In 2009, Gartner released the Magic Quadrant for Web Hosting and Hosted Cloud System Infrastructure Services. At that time, Amazon Web Services, AWS for short, appeared as one of the Visionaries in the space. I have to wonder, if at that time, the team at Amazon realized that it would only take them 3 short years to become the de-facto leader in the space, and that in just 6 years they would account for more service capacity than everyone else in the Magic Quadrant combined?
An additional point I find interesting about the AWS journey is when I look at the competative organizations and companies whose pedigree and execution capabilities would put them in the category of “Titans of Industry” in 2009, many were not even listed in the Magic Quadrant only 3 short years later when AWS took ownership of the space. It’s also interesting to look at the niche players who came aboard, and then also disappeared, either going under due to competition, or being purchased and integrated into one of the larger groups. An immediate takeaway, is that this is a dynamic and highly competitive space.
So Visionary to Leader in 3 years is a massive accomplishment for any company, but this journey also needs additional context. At the time AWS entered the Magic Quadrant, AWS had been a product with over 180,000 developers working with the system for several years. They had the financial might of Amazon itself to devote resources and infrastructure to. Still, they went full Conan and crushed their enemies, saw them driven before them, and, well you know the rest.
All this said, why am I prattling on regarding Gartner and Magic Quadrants? Well as I write this the company I work for, SimpliVity has been announced as part of the Gartner Magic Quadrant for Integrated Systems. Now I won’t go into great depth on what an Integrated System is, my buddy Ron Singler already has and Matt Vogt has gone one step further to lay out the inclusion criteria as well, but what I do want to delve into is why I believe this is a very important first for a young company like SimpliVity, and to provide a little more context to what the 4 squares mean.
For those new to the world of Gartners Magic Quadrant, the image to the right, while a little tongue-in-cheek, is for the most part accurate. When the Magic Quadrant is released you are either on it, or you are not. There is one small exception here, and that’s the “Cool Vendor” space, which is outside looking in, but relevant enough to have an “honorable mention. In our case, it would have been a good thing for a company that had only been shipping product for 6 months to be mentioned in the “Cool Vendor” spot, it would denote that there was potential enough to capture the eye of the analysts, and then wait a year to see whether the company made it onto the chart.

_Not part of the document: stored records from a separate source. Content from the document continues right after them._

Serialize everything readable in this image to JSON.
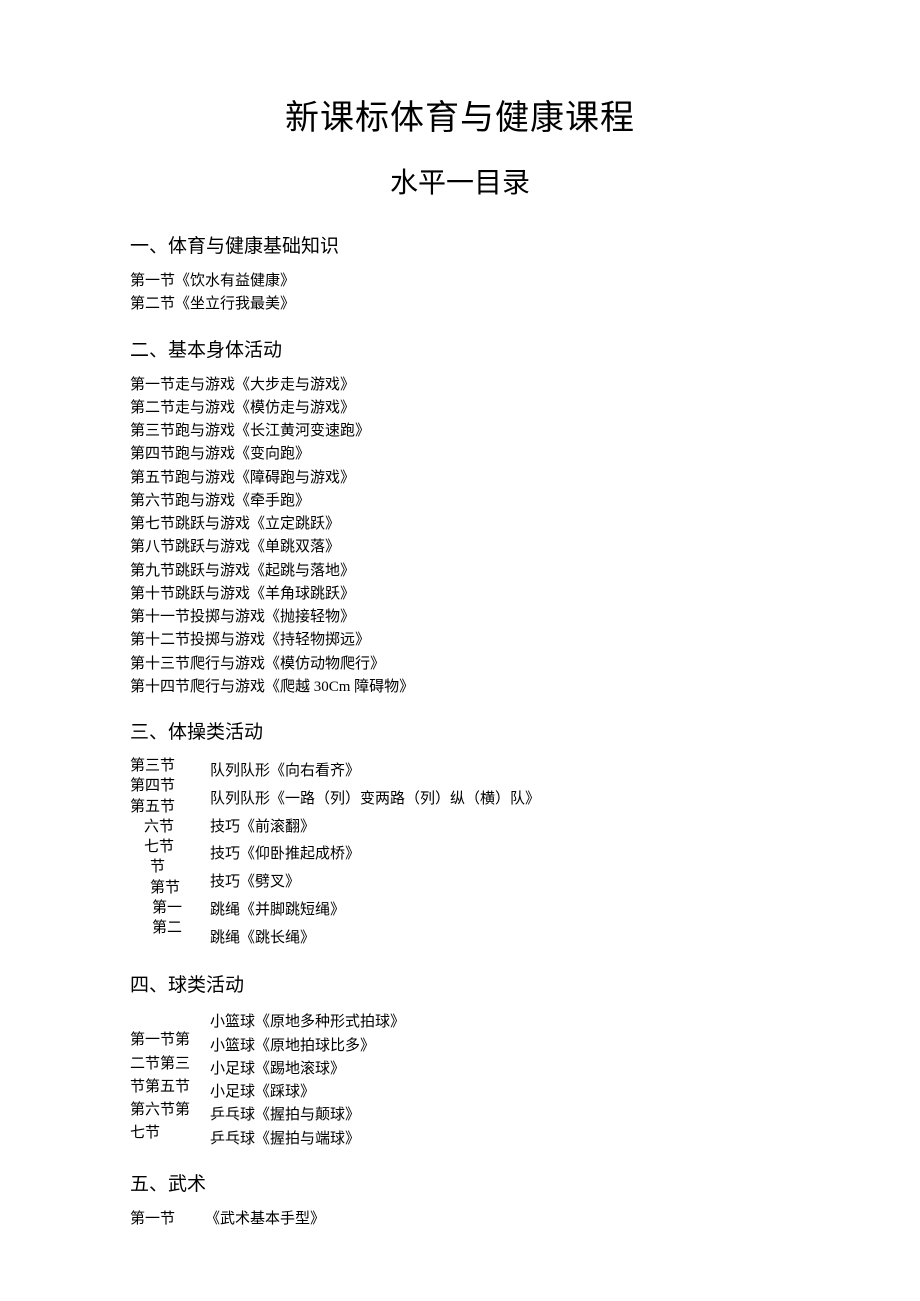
{
  "title": "新课标体育与健康课程",
  "subtitle": "水平一目录",
  "sections": [
    {
      "heading": "一、体育与健康基础知识",
      "layout": "plain",
      "items": [
        "第一节《饮水有益健康》",
        "第二节《坐立行我最美》"
      ]
    },
    {
      "heading": "二、基本身体活动",
      "layout": "plain",
      "items": [
        "第一节走与游戏《大步走与游戏》",
        "第二节走与游戏《模仿走与游戏》",
        "第三节跑与游戏《长江黄河变速跑》",
        "第四节跑与游戏《变向跑》",
        "第五节跑与游戏《障碍跑与游戏》",
        "第六节跑与游戏《牵手跑》",
        "第七节跳跃与游戏《立定跳跃》",
        "第八节跳跃与游戏《单跳双落》",
        "第九节跳跃与游戏《起跳与落地》",
        "第十节跳跃与游戏《羊角球跳跃》",
        "第十一节投掷与游戏《抛接轻物》",
        "第十二节投掷与游戏《持轻物掷远》",
        "第十三节爬行与游戏《模仿动物爬行》",
        "第十四节爬行与游戏《爬越 30Cm 障碍物》"
      ]
    },
    {
      "heading": "三、体操类活动",
      "layout": "two-col",
      "left": [
        "第三节",
        "第四节",
        "第五节",
        "六节",
        "七节",
        "节",
        "第节",
        "第一",
        "第二"
      ],
      "right": [
        "队列队形《向右看齐》",
        "队列队形《一路（列）变两路（列）纵（横）队》",
        "技巧《前滚翻》",
        "技巧《仰卧推起成桥》",
        "技巧《劈叉》",
        "跳绳《并脚跳短绳》",
        "跳绳《跳长绳》"
      ]
    },
    {
      "heading": "四、球类活动",
      "layout": "two-col",
      "left": [
        "",
        "第一节第",
        "二节第三",
        "节第五节",
        "第六节第",
        "七节"
      ],
      "right": [
        "小篮球《原地多种形式拍球》",
        "小篮球《原地拍球比多》",
        "小足球《踢地滚球》",
        "小足球《踩球》",
        "乒乓球《握拍与颠球》",
        "乒乓球《握拍与端球》"
      ]
    },
    {
      "heading": "五、武术",
      "layout": "plain-indent",
      "items": [
        "第一节        《武术基本手型》"
      ]
    }
  ]
}
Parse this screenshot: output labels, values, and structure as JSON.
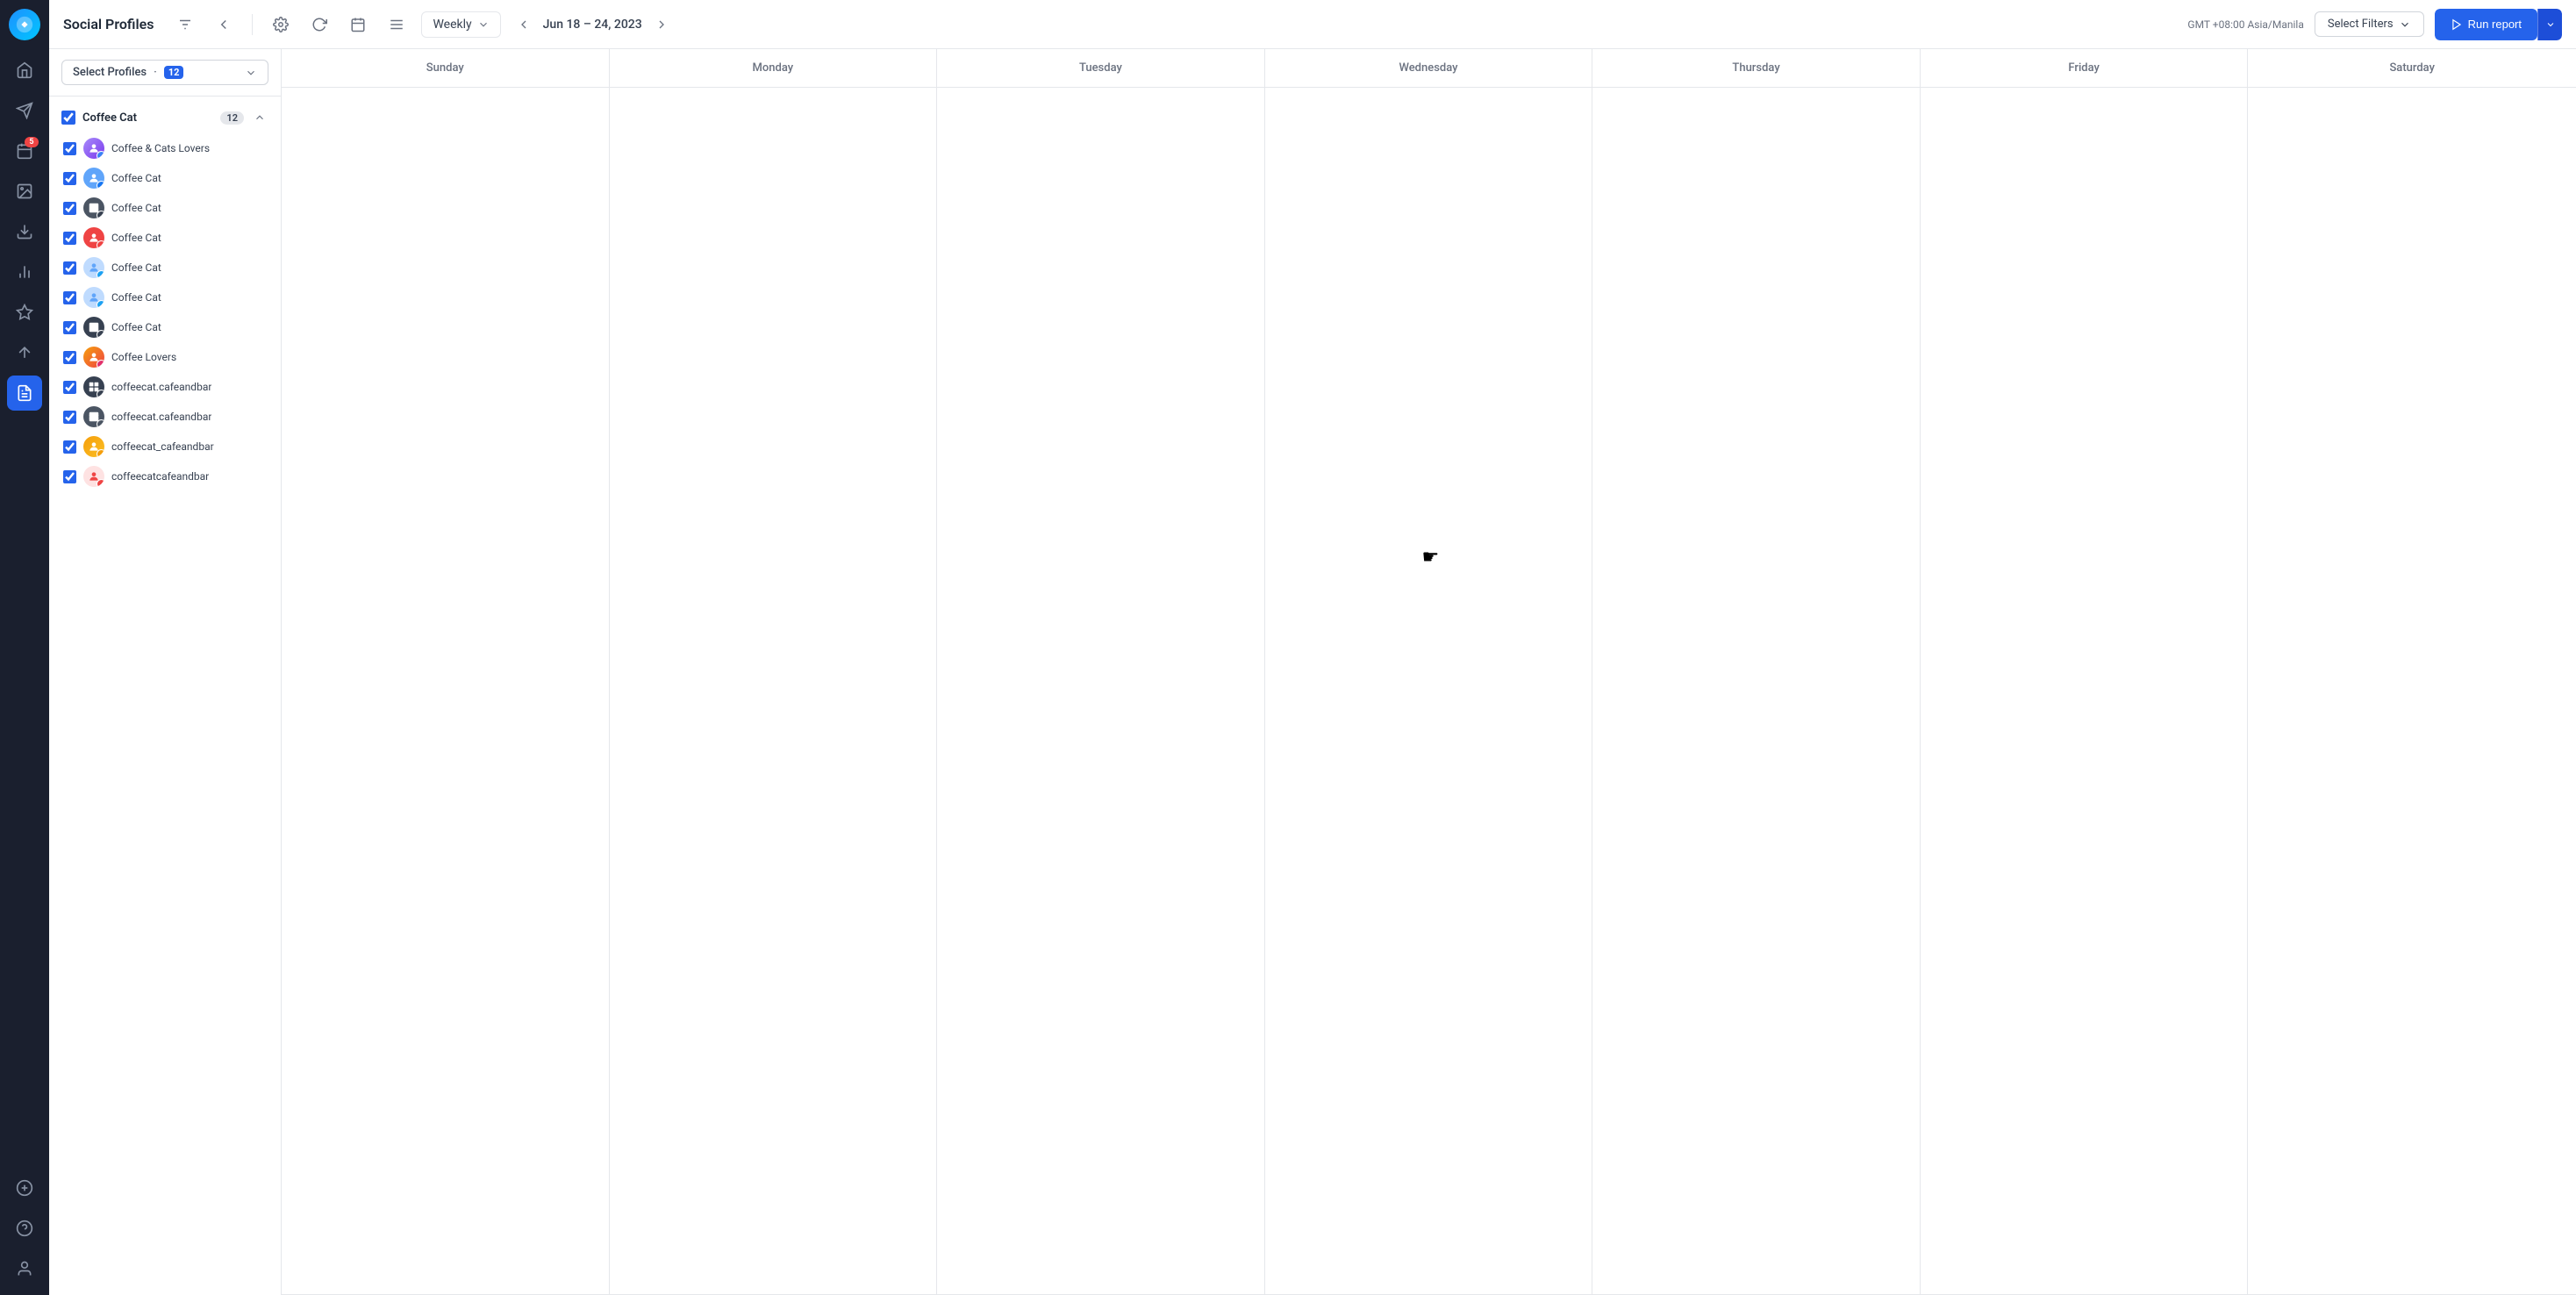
{
  "app": {
    "title": "Social Profiles"
  },
  "nav": {
    "items": [
      {
        "id": "home",
        "icon": "home",
        "active": false
      },
      {
        "id": "send",
        "icon": "send",
        "active": false
      },
      {
        "id": "calendar",
        "icon": "calendar",
        "active": false,
        "badge": "5"
      },
      {
        "id": "image",
        "icon": "image",
        "active": false
      },
      {
        "id": "download",
        "icon": "download",
        "active": false
      },
      {
        "id": "analytics",
        "icon": "analytics",
        "active": false
      },
      {
        "id": "star",
        "icon": "star",
        "active": false
      },
      {
        "id": "pen",
        "icon": "pen",
        "active": false
      },
      {
        "id": "reports",
        "icon": "reports",
        "active": true
      }
    ],
    "bottom": [
      {
        "id": "add",
        "icon": "add"
      },
      {
        "id": "help",
        "icon": "help"
      },
      {
        "id": "profile",
        "icon": "profile"
      }
    ]
  },
  "toolbar": {
    "settings_title": "Social Profiles",
    "weekly_label": "Weekly",
    "date_range": "Jun 18 – 24, 2023",
    "timezone": "GMT +08:00 Asia/Manila",
    "select_filters_label": "Select Filters",
    "run_report_label": "Run report"
  },
  "sidebar": {
    "select_profiles_label": "Select Profiles",
    "select_profiles_count": "12",
    "group": {
      "name": "Coffee Cat",
      "count": "12",
      "items": [
        {
          "id": 1,
          "name": "Coffee & Cats Lovers",
          "color": "#a78bfa",
          "platform": "multi"
        },
        {
          "id": 2,
          "name": "Coffee Cat",
          "color": "#60a5fa",
          "platform": "fb"
        },
        {
          "id": 3,
          "name": "Coffee Cat",
          "color": "#374151",
          "platform": "table"
        },
        {
          "id": 4,
          "name": "Coffee Cat",
          "color": "#ef4444",
          "platform": "youtube"
        },
        {
          "id": 5,
          "name": "Coffee Cat",
          "color": "#60a5fa",
          "platform": "twitter"
        },
        {
          "id": 6,
          "name": "Coffee Cat",
          "color": "#60a5fa",
          "platform": "twitter"
        },
        {
          "id": 7,
          "name": "Coffee Cat",
          "color": "#374151",
          "platform": "table2"
        },
        {
          "id": 8,
          "name": "Coffee Lovers",
          "color": "#a78bfa",
          "platform": "multi"
        },
        {
          "id": 9,
          "name": "coffeecat.cafeandbar",
          "color": "#374151",
          "platform": "ig"
        },
        {
          "id": 10,
          "name": "coffeecat.cafeandbar",
          "color": "#374151",
          "platform": "table3"
        },
        {
          "id": 11,
          "name": "coffeecat_cafeandbar",
          "color": "#f59e0b",
          "platform": "multi2"
        },
        {
          "id": 12,
          "name": "coffeecatcafeandbar",
          "color": "#ef4444",
          "platform": "tiktok"
        }
      ]
    }
  },
  "calendar": {
    "days": [
      "Sunday",
      "Monday",
      "Tuesday",
      "Wednesday",
      "Thursday",
      "Friday",
      "Saturday"
    ]
  }
}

As it turns out SimpliVity made the Visionaries category (Click for full report) for Integrated Systems. The one aspect of this that is truly remarkable, is that I cannot recall any company that had only been an active participant in the marketplace for 6 months being included in the Magic Quadrant. When I came on board in April of 2013, only 5 months before the Gartner quadrant was analyzed, there were roughly 70 employees at the company. At the time of analysis that number was closer to 100, today that number is over 300, and that kind of growth is a strong stepping off point for the journey to leadership.